Ford Motor Co. stock rallied Wednesday as Wall Street cheered the auto maker’s decision to split itself into two businesses and “go all in” on electric vehicles.
shares were on track for their largest one-day percentage increase in two months, snapping a two-day losing streak.
Ford stock has gained nearly 43% in the past 12 months, compared with gains of around 13% for the S&P 500 index.
Ford’s “bold reorg can help accelerate transformation” and being more competitive, Joseph Spak with RBC said in a note.
“We applaud this move as it can help investors better understand the business,” but the transparency and key performance indicators for each unit will be key, he said.
“We wouldn’t be surprised to see other OEMs follow a similar template,” Spak said.
Ford earlier Wednesday said it was forming two “distinct” auto businesses, one focused on electric vehicles, which the company dubbed Ford Model e, and the other on internal combustion engines, called Ford Blue. They join Ford Pro, the auto maker’s commercial-vehicle unit.
Chief Executive Jim Farley will lead the EV business as president.
Ford is “going all in, creating separate but complementary businesses that give us startup speed and unbridled innovation in Ford Model e together with Ford Blue’s industrial know-how, volume and iconic brands like Bronco, that startups can only dream about,” he said.
The news was “another encouraging proof point of action in the company’s Ford+ Strategy outlined earlier this year, and adds to a list of positive announcements made by the company in recent months,” including plans to double production capacity of the F-150 Lighting and investments to EV plants, B. of A. analyst John Murphy said in his note.
Ford will strengthen its core business to fund its future business, he said.
Moreover, despite the volatile macroeconomic backdrop, “Ford is starting to hit a more sustainable inflection in earnings, driven by the combination of a favorable product cadence in the (U.S. and North American) market; redesign efforts; and a real push into electrification, autonomy, connectivity, and other future businesses,” Murphy said.
Ford’s split managed to be both “radical and rational,” said Edmunds analyst Jessica Caldwell.
It can be challenging for a company to juggle disparate businesses, she said.
“It’s evident that the future of the industry is electric, and legacy auto companies like Ford need to put themselves in the best position to compete with EV-only companies” such as Tesla Inc.
which are not trying to make ICE vehicles while also rolling out their EV strategy.
“By separating Ford’s future from its present, Farley is empowering different, specialized teams to laser focus on their specific tasks,” Caldwell said.
Garrett Nelson at CFRA said that Ford likely intends to help narrow the “massive valuation gap” between Ford and EV pure plays such as Tesla and also Lucid Group Inc.
and Rivian Automotive Inc.
It would also help an EV spinoff if the company so chooses, he said.
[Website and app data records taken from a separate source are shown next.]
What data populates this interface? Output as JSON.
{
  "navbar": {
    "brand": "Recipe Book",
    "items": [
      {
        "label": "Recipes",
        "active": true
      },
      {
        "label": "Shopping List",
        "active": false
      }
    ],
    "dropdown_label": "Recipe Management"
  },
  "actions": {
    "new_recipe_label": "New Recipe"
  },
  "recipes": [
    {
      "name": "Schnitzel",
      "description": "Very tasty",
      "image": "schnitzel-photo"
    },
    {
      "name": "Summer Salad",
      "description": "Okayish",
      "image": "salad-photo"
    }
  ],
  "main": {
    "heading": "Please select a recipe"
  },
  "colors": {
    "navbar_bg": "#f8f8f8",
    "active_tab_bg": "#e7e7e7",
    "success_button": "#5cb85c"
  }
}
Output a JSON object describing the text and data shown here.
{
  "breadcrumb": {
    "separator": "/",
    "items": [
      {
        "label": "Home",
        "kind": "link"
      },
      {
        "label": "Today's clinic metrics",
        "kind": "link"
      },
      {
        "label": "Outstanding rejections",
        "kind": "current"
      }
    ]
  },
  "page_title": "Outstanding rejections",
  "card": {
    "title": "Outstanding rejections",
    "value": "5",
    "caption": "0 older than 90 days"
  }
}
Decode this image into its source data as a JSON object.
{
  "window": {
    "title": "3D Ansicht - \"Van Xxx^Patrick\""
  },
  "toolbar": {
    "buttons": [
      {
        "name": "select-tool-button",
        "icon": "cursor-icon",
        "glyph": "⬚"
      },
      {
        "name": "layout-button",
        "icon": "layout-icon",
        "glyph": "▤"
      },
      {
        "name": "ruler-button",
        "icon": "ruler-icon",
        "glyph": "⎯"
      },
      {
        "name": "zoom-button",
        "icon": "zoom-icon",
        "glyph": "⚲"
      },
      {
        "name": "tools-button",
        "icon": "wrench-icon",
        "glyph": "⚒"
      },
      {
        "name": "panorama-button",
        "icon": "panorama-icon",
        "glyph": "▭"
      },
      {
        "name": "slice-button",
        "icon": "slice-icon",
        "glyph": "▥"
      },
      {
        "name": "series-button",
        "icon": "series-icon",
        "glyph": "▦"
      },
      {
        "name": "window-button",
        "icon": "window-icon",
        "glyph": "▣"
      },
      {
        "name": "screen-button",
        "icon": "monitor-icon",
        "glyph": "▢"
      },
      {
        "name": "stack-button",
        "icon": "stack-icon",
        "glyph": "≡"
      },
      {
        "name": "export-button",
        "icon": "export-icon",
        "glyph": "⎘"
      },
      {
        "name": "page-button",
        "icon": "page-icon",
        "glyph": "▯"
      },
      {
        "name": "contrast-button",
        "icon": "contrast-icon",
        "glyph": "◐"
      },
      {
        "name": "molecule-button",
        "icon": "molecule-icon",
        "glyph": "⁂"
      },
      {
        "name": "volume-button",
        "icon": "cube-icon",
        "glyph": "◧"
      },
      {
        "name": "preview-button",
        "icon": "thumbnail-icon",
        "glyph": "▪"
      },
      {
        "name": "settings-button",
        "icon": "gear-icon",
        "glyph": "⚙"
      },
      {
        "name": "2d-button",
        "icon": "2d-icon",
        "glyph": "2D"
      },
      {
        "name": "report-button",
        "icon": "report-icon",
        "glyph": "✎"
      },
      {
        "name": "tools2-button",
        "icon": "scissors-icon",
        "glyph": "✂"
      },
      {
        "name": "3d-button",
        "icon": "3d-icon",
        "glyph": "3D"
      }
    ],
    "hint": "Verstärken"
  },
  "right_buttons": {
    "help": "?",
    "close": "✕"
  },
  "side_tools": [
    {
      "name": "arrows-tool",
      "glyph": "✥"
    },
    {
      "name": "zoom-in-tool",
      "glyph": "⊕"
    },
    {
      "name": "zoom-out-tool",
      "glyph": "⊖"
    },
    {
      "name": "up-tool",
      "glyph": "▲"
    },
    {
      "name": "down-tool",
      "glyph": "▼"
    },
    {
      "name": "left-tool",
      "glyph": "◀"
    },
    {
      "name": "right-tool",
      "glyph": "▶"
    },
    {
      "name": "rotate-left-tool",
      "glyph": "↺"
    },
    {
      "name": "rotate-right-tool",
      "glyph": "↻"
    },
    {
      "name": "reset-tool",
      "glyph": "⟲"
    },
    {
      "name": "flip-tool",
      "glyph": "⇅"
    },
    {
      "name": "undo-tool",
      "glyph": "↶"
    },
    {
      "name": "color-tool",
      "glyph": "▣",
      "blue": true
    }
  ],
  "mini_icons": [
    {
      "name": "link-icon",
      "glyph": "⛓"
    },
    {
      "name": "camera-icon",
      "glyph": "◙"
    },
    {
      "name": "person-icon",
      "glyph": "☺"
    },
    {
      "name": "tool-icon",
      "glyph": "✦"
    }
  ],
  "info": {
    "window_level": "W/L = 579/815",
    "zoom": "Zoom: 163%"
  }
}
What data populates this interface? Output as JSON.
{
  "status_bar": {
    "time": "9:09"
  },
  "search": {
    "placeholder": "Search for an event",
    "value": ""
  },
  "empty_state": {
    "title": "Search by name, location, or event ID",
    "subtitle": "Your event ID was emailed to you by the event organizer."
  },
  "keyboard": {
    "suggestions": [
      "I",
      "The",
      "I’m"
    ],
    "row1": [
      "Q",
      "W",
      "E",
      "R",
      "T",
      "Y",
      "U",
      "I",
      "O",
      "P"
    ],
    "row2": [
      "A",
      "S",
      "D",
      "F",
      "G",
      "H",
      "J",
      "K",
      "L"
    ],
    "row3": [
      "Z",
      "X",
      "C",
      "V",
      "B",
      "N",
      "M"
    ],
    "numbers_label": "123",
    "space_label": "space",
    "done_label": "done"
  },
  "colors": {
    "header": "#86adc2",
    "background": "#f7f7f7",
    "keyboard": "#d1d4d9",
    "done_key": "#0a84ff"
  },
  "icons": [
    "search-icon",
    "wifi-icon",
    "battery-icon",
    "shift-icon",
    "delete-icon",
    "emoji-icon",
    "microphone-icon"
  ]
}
“Ford quietly became the second bestselling U.S. EV manufacturer in 2021 thanks to the Mustang Mach-E and its EV sales are poised to accelerate further in the coming months with first deliveries of the F-150 Lightning,” Nelson said. The analyst raised his rating on the stock to a “strong buy” from buy.
The auto maker also reported February sales earlier Wednesday that fell 21% from a year ago, including a 26% stumble in truck sales and a 12% fall in SUV sales.